K: It’s not unlike Irish food. I’m from Ireland and Irish food is pretty much like that as well.
N: Yeah yeah of course. You have more or less a little bit the same produce. Climate isn’t so different. It’s a little better over here.
K: Definitely, yeah.
N: So yeah I think that it might be easy because describing restaurant food, then you tend more into very French actually. Especially if you get the Brussels and the southern part of the country. They’re very narrow-minded. And there’s a big difference with Flemish guys. We have the openness. We look to France, and I do it as well you know, I have knowledge of French cuisine and I use stuff you know; like making a mousseline, making Béarnaise, making whatever. But I have the openness to the other side, and see what happens there and then make my own version of it. That’s the huge advantage we have in Belgium because we live so central in Europe and we are really on the crossroads of different cultures so yeah, and that’s what happens in Flanders, and that’s what doesn’t happen in the French-speaking part. They’re still cooking like in the fifties, except two or three exceptions.
K: Lastly what or who else influences you? We’ve talked about travel and the cross of cultures...
N: Yeah my main influences are music like Sonic Youth and like Nick Cave.
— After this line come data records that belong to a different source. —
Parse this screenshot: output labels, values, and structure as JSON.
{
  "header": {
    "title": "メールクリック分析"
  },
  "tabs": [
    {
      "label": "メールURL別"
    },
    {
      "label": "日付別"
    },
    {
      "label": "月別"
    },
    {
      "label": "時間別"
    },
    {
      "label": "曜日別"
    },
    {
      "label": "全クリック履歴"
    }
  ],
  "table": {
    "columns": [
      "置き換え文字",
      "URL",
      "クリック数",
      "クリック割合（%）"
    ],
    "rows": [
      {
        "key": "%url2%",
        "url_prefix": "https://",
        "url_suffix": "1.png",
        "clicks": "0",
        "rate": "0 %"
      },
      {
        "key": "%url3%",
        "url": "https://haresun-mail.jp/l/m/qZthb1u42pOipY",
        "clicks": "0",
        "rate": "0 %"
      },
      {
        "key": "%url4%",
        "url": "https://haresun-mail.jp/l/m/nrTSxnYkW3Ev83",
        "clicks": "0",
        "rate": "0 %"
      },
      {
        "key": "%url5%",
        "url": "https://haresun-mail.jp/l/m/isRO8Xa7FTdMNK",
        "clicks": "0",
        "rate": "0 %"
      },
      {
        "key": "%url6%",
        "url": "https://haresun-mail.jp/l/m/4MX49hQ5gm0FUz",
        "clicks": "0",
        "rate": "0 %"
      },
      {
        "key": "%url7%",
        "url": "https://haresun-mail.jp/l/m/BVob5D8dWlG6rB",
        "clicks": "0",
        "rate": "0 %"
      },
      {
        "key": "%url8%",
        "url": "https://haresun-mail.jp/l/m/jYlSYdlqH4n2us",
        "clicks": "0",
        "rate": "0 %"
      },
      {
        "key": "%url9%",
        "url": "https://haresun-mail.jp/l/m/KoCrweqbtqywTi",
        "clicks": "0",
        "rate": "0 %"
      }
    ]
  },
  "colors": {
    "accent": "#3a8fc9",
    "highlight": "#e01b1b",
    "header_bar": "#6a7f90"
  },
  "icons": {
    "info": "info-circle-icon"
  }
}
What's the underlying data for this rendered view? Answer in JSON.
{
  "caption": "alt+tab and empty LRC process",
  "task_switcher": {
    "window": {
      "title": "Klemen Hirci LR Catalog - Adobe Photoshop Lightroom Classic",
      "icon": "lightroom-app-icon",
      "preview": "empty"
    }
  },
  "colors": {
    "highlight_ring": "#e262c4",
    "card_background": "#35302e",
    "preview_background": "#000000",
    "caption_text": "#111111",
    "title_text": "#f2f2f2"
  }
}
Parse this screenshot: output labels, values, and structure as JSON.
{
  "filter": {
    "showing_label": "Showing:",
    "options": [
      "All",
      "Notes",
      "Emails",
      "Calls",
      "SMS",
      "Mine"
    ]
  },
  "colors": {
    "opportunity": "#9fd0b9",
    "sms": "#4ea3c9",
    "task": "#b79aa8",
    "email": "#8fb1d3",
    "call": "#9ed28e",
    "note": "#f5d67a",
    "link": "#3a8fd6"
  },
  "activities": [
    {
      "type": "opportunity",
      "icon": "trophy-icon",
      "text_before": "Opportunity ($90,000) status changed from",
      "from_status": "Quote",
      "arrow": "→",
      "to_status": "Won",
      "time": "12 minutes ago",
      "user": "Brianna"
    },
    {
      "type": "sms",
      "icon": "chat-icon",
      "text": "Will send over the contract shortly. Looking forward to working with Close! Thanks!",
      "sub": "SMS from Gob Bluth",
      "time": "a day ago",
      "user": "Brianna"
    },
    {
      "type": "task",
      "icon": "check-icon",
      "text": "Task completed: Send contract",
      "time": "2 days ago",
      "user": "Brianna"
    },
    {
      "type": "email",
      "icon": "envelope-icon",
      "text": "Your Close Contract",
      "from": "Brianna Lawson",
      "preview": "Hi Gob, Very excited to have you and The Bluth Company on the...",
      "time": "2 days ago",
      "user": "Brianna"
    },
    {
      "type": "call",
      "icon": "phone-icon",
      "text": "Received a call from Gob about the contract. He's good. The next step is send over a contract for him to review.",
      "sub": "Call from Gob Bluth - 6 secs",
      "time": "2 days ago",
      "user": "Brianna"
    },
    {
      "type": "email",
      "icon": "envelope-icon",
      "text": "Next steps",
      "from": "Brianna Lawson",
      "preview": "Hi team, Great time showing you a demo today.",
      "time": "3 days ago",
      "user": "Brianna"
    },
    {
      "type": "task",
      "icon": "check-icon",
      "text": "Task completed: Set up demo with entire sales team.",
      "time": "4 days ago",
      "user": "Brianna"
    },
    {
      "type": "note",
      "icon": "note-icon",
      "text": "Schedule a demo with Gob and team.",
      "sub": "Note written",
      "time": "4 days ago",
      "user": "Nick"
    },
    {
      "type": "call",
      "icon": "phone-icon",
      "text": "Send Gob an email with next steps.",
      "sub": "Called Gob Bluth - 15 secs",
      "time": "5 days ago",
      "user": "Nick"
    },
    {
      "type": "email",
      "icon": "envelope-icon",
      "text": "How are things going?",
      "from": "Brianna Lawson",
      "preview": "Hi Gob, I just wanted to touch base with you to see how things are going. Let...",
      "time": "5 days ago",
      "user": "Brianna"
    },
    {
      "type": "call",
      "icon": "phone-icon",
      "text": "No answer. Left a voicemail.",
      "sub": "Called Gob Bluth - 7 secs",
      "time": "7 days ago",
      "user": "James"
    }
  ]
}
Writers like Peter Verhelst. Artists like Jeff Wall, Bill Viola because they all do something which isn’t totally out of the range, but there’s always some kind of a touch of genius in it and always a touch of difference, being different. It’s like when you listen to Nick Cave, he’s not as crazy anymore like thirty years ago so there is some certain accessibility but at the same time, we keep that kind of twist. Same with all the guys I just mentioned and there are a few more and that what I do with my cooking you know? I do serve celery root or asparagus or whatever but I always try to surprise people and for me people who get in here, get into our universe and we just take them by the hand and take them for a walk in our universe and at the end of the meal, we put them back in their universe and that’s what happens and we can only hope that they understand what we do.
N: Where do you come from in Ireland?
K: From Dublin
N: Oh from Dublin
K: So I just came here for the Food Design masters
N: Ah yeah so you’re just here for this one year
K: Yeah, well we’ll see after this year. I quite like Brussels...
N: It’s not too bad Brussels
K: No it’s nice, it is really nice. Definitely from a foodie point of view, it’s a very interesting place to be
N: Yeah yeah yeah. We had some nice time in Dublin last summer so
K: Oh really? You were in Dublin
N: Yeah we enjoyed it so. Yeah we got there because my girlfriend has a friend living one hour north of Dublin so we spent a few days in Dublin and she spent a few days with her friend. We ended up picking a huge amount of meadowsweet for dessert, a wild herb. I was just working with it and there was plenty everywhere just next to the house so I really stuffed my bag.
K: And brought it back here?!
N: And brought it back here yeah yeah yeah!
K: Fresh from Ireland
N: Fresh from Ireland, local food from Ireland!